So ultimately, lexical importing is another facet of encapsulation.

Perl 6 Advent Calendar 2012: Table of Contents

This post serves as a table of contents for the 2012 Perl 6 advent calendar. Links to new posts will appear here during the course of this month.

See also: table of contents for 2011, 2010, 2009.

Day 1 – State of Perl 6 in 2012

Welcome to another edition of your annual Perl 6 advent calendar.

As is tradition on the first of December, you can read a short overview over what has changed in the past year, and where we are standing now.

The list of major changes to the specification is pretty short. The IO subsystem has undergone a rewrite, and now much better reflects the realities in implementations, and actually has a measure of common sense applied. S32::Exceptions has gone through lots of changes (mostly extensions), and now there is a decent core of exception classes in Perl 6.

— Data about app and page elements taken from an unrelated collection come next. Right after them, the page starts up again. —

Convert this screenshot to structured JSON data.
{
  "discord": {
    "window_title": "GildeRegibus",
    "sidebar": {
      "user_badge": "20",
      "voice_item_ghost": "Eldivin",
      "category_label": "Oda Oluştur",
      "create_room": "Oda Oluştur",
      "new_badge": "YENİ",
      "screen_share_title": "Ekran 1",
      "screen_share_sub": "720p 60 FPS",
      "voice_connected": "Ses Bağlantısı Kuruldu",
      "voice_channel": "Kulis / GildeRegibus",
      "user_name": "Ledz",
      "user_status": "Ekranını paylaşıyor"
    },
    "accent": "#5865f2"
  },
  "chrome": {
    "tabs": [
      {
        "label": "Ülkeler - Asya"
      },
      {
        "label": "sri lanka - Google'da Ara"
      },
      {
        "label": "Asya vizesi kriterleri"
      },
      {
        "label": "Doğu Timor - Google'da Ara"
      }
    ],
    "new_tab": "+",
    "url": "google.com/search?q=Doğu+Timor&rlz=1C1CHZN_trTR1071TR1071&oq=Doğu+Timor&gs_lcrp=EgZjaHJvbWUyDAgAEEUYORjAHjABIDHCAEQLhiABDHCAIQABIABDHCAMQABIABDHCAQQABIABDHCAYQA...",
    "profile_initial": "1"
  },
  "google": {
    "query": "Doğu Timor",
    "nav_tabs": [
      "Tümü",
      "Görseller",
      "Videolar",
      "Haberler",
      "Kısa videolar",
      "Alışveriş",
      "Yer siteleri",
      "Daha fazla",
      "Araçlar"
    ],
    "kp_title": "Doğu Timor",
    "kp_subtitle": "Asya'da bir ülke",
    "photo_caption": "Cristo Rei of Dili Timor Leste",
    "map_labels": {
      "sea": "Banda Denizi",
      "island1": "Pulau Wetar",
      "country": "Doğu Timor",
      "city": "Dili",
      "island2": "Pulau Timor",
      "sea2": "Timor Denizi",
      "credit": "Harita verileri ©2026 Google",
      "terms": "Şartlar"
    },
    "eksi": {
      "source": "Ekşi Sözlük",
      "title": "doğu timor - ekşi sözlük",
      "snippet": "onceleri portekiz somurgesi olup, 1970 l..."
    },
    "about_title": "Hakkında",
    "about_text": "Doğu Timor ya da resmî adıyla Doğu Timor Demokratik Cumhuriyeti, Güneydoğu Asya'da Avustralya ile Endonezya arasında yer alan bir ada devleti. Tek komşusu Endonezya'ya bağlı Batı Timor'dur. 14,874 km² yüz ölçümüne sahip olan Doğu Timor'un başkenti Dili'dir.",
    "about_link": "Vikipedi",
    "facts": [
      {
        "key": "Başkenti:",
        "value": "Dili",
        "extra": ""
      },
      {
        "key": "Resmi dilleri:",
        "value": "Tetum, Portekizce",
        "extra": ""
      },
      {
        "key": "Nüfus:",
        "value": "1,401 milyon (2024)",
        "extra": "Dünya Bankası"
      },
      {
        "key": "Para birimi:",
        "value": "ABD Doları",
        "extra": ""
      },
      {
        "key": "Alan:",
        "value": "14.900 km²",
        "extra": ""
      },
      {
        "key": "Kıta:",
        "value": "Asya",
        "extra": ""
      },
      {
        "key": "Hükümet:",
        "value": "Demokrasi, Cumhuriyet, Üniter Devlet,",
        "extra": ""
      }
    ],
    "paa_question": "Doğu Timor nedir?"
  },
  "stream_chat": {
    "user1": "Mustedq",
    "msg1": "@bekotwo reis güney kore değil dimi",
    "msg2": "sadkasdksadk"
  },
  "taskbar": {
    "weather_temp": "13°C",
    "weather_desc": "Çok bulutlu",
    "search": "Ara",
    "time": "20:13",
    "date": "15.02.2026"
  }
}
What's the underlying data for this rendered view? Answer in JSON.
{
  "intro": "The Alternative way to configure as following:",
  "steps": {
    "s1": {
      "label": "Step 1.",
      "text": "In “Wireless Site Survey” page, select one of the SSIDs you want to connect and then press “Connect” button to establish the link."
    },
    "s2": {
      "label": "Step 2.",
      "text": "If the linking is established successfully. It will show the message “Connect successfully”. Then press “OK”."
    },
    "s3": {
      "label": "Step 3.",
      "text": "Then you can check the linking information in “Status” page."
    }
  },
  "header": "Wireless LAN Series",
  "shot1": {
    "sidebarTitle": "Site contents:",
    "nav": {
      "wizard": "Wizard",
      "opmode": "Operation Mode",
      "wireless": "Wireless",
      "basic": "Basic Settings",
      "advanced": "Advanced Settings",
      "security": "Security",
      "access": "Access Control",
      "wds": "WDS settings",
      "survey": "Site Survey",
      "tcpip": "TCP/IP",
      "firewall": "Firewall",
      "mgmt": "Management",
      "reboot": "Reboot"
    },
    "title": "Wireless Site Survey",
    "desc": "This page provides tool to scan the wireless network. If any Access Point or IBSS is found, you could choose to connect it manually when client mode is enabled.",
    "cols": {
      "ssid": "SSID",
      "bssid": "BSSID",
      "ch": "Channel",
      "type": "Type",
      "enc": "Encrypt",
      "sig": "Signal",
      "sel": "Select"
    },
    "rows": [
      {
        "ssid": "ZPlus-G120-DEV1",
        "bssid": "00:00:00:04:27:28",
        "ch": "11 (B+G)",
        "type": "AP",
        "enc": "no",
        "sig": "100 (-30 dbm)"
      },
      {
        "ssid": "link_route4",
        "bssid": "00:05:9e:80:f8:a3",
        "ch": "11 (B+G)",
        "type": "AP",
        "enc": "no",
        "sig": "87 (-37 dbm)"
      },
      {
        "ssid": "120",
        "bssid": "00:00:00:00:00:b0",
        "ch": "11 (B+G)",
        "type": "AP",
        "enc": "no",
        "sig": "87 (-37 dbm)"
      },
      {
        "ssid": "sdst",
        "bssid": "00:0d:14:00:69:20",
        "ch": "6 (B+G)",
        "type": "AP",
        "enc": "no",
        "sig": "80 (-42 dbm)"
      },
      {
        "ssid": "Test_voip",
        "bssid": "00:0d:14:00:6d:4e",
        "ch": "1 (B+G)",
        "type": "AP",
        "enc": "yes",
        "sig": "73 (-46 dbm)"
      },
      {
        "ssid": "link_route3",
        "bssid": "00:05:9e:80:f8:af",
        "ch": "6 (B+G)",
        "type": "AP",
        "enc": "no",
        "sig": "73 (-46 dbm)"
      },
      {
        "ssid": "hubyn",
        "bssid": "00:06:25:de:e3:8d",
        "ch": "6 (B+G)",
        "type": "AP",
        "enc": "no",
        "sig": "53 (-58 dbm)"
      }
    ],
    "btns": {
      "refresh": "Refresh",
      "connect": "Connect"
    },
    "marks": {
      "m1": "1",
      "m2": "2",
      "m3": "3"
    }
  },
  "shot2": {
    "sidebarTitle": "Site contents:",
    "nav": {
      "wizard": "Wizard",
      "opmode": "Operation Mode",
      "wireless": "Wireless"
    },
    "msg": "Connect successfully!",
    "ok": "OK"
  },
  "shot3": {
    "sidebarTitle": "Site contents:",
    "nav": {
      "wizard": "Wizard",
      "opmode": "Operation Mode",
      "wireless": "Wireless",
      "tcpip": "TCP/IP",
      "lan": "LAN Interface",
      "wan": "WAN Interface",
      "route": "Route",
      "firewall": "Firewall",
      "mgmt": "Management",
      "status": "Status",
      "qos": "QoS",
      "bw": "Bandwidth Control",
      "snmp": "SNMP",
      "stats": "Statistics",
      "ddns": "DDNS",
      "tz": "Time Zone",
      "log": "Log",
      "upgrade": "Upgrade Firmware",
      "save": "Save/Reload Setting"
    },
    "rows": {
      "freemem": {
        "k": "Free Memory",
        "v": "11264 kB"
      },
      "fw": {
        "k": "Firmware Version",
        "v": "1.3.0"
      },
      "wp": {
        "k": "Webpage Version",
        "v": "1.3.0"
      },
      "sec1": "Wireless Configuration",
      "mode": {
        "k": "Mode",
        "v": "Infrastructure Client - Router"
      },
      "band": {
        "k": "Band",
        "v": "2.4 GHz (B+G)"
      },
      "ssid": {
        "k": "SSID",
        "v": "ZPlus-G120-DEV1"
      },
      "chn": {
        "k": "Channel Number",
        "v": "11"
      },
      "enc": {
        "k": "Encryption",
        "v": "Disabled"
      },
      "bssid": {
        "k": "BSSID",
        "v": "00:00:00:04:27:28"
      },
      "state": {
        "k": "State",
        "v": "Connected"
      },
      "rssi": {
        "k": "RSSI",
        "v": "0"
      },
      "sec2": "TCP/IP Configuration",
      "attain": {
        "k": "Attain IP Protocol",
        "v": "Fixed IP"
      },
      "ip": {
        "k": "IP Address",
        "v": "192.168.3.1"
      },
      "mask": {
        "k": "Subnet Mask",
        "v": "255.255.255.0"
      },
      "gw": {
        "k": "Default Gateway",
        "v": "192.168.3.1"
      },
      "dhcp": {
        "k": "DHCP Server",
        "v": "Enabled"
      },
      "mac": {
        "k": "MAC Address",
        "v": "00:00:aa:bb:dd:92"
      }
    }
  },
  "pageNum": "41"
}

Both Rakudo and Niecza, the two major Perl 6 compilers, have matured a great deal. Contrary to last year, chances are pretty good that if your program works on one of the compilers, it also works on the other. Niecza also temporarily overtook Rakudo on the count of passing tests.

Niecza had a revamp of the roles implementation, has gained constant folding, awesome Unicode support in regexes, list comprehensions and a no strict; mode. To name just a few of the major changes.

Rakudo now supports heredocs, all phasers (special blocks like BEGIN, END, FIRST, …), longest-token matching in regexes, typed exceptions, much nicer backtraces and operator adverbs. And it now has a debugger, which is shipped with the Rakudo Star distribution.

The module ecosystem has grown a lot, and there is much more documentation for Perl 6 than a year ago.

So, after all these changes, where are we now?

Reports from production uses of Perl 6 are slowly starting to trickle in, and these days if your Perl 6 code has bugs, the chances are much higher that your code is to blame than the compilers. Perl 6 has never been this much fun to use. It surely has been a good and productive year for Perl 6, and we’re sure that this last month will continue the tradition. Have fun!